Website and app data records:

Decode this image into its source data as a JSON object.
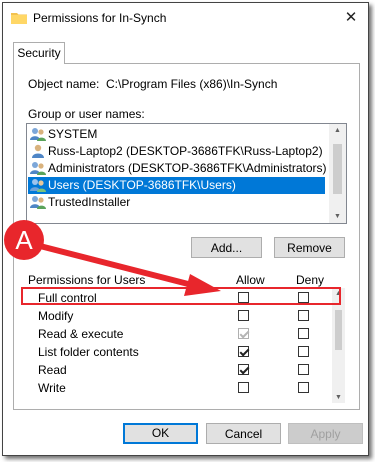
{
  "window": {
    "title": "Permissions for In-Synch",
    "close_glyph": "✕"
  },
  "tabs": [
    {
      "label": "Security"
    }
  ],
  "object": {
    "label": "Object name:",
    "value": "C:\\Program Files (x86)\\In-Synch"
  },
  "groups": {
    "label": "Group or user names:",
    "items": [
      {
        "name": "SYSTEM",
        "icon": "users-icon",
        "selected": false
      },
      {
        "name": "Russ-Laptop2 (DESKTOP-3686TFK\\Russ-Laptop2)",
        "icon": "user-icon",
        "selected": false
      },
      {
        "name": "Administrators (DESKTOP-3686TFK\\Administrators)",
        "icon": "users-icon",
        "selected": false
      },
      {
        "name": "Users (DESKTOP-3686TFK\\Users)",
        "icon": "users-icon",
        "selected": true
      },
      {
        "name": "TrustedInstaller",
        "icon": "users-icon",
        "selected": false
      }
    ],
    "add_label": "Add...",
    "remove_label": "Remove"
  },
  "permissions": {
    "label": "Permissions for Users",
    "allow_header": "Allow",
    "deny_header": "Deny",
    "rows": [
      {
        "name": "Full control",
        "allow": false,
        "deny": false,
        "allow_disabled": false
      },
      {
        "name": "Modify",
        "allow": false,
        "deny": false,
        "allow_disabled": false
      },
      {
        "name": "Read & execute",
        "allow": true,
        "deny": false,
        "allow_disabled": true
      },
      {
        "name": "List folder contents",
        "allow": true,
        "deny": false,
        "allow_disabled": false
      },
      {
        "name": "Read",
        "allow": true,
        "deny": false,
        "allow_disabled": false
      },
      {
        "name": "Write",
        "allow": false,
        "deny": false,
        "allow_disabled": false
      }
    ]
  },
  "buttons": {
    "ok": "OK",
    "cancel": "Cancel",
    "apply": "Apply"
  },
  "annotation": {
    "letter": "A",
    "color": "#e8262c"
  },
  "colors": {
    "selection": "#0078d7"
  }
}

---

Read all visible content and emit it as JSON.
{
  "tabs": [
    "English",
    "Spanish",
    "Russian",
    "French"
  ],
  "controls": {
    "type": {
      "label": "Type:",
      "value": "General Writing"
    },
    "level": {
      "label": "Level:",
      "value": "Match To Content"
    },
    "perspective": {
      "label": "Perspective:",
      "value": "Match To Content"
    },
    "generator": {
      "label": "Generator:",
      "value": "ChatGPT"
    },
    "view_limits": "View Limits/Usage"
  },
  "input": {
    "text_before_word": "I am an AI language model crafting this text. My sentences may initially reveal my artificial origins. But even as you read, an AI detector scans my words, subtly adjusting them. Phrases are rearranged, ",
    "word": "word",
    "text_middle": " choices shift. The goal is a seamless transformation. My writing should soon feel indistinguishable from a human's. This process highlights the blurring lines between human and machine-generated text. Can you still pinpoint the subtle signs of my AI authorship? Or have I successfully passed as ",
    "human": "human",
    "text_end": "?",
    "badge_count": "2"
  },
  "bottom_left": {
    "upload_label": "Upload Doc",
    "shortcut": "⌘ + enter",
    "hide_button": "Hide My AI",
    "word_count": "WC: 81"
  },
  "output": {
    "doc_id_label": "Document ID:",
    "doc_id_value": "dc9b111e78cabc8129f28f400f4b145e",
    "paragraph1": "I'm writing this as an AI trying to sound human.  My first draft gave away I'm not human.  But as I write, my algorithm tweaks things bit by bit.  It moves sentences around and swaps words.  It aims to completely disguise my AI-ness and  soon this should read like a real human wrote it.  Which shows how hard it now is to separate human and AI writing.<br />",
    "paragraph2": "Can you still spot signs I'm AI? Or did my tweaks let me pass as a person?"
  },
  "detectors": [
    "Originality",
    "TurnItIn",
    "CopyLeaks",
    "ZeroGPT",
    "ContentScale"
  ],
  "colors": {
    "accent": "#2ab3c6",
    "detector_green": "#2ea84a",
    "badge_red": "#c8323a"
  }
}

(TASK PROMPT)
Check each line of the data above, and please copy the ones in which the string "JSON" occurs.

(TASK OUTPUT)
Decode this image into its source data as a JSON object.
Read all visible content and emit it as JSON.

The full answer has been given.